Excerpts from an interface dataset

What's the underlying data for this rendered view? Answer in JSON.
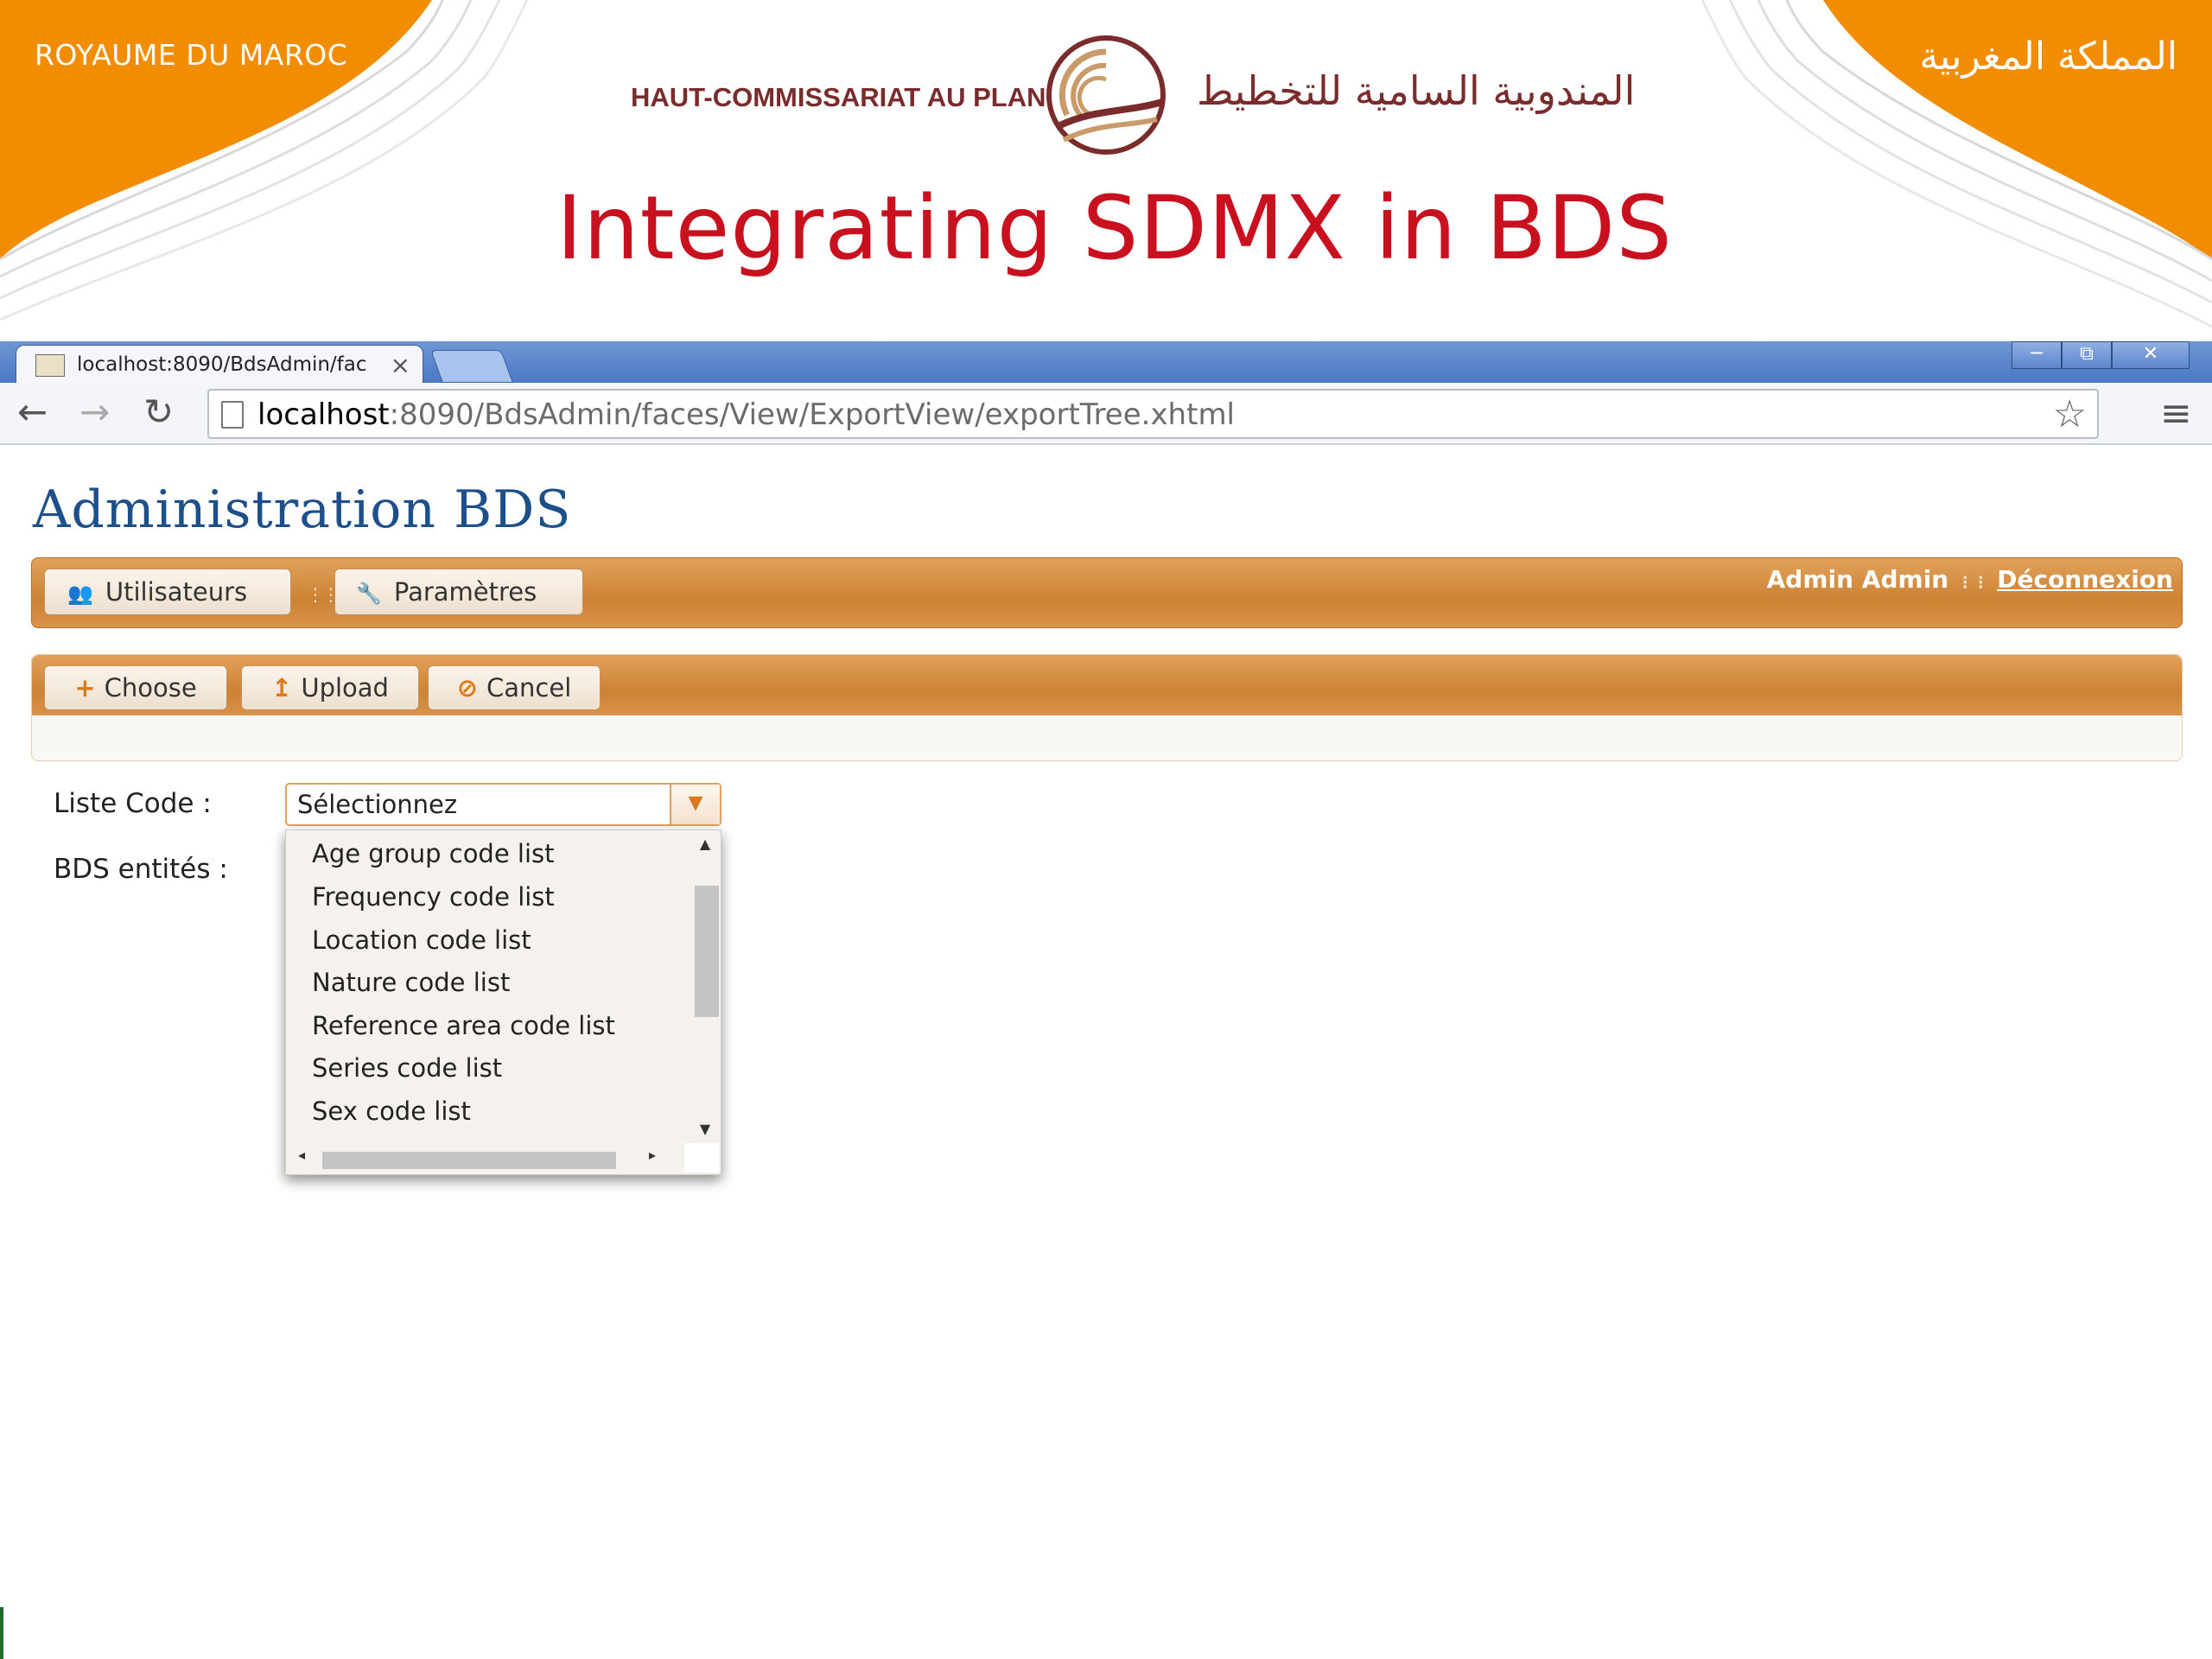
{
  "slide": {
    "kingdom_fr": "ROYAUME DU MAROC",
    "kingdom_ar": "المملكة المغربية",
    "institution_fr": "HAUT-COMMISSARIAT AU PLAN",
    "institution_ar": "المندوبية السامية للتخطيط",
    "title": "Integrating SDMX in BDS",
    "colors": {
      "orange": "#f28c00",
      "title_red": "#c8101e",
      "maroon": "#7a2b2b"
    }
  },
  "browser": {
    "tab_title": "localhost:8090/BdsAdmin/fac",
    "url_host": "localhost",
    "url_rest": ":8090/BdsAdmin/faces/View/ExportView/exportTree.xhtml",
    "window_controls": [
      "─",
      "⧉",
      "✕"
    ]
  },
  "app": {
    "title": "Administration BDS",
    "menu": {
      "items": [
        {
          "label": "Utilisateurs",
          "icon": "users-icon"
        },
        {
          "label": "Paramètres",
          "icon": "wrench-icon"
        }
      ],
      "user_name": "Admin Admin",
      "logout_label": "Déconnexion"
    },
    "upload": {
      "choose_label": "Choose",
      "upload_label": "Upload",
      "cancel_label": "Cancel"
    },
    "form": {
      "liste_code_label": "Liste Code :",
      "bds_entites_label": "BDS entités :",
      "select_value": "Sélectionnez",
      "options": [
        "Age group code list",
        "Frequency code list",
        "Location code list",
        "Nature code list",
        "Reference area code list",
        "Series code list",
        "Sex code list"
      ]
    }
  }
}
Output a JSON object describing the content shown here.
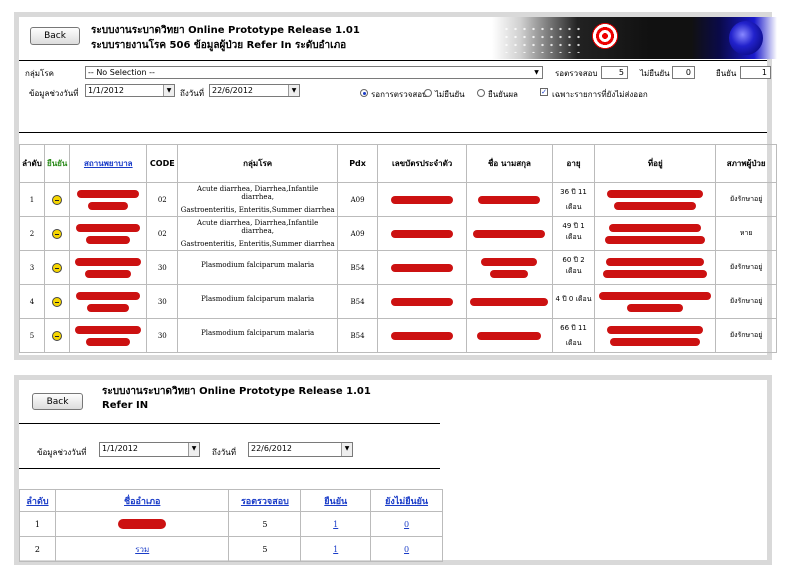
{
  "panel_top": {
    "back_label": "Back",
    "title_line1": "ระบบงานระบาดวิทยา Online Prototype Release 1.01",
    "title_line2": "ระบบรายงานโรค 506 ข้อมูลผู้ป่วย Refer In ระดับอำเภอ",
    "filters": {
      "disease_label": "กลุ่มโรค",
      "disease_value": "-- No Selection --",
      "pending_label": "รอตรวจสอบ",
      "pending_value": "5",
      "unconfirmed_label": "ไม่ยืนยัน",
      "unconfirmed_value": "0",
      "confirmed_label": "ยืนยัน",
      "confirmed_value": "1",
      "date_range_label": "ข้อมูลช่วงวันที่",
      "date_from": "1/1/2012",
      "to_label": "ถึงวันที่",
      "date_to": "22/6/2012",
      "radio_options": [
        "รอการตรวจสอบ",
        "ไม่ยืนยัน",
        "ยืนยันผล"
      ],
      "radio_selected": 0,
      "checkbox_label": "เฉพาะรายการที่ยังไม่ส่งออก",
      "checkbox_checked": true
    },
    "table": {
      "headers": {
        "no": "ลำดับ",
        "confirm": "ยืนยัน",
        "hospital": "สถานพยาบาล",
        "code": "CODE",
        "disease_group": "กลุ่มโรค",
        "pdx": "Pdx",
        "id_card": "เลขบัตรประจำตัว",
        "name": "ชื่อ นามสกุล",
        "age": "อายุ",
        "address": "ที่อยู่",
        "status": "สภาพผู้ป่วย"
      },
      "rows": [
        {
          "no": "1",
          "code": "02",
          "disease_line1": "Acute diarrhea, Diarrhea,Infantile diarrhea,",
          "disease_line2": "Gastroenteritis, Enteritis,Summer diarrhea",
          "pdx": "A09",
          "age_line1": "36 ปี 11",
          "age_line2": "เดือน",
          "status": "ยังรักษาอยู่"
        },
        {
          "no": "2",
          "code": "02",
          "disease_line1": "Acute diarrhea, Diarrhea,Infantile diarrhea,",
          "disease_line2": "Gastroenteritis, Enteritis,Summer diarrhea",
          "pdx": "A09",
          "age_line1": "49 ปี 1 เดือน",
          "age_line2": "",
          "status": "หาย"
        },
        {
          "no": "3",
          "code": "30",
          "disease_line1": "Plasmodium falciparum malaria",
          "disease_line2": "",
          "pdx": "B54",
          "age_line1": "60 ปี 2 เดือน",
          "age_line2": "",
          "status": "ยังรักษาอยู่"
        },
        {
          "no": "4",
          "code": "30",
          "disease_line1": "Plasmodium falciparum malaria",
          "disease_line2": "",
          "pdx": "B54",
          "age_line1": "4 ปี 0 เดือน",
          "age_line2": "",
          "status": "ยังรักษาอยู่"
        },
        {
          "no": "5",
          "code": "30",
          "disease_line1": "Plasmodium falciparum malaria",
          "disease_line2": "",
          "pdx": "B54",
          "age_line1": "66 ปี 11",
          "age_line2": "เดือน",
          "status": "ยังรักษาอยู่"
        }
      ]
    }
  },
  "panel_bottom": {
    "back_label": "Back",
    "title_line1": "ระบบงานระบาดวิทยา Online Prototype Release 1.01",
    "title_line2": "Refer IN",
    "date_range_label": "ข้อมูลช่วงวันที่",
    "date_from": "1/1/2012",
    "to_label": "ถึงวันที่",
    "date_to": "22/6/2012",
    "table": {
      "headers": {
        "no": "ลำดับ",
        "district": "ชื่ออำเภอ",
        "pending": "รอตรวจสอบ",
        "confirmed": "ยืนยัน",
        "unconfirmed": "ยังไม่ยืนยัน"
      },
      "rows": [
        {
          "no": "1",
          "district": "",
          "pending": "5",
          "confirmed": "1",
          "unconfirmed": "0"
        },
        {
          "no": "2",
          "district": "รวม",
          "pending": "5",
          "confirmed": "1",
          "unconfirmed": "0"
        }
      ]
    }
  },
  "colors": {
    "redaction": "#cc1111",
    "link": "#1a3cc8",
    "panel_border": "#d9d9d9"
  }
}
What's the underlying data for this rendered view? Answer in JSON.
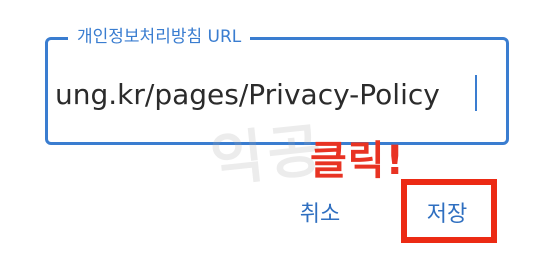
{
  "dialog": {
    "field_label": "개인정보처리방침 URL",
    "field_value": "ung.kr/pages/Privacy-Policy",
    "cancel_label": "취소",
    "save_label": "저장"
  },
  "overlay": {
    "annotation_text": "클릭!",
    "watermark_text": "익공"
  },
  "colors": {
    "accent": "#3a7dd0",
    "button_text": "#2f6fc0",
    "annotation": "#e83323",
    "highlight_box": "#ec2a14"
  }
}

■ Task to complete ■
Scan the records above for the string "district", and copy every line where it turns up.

■ Answer to this task ■
        "district": "ชื่ออำเภอ",
          "district": "",
          "district": "รวม",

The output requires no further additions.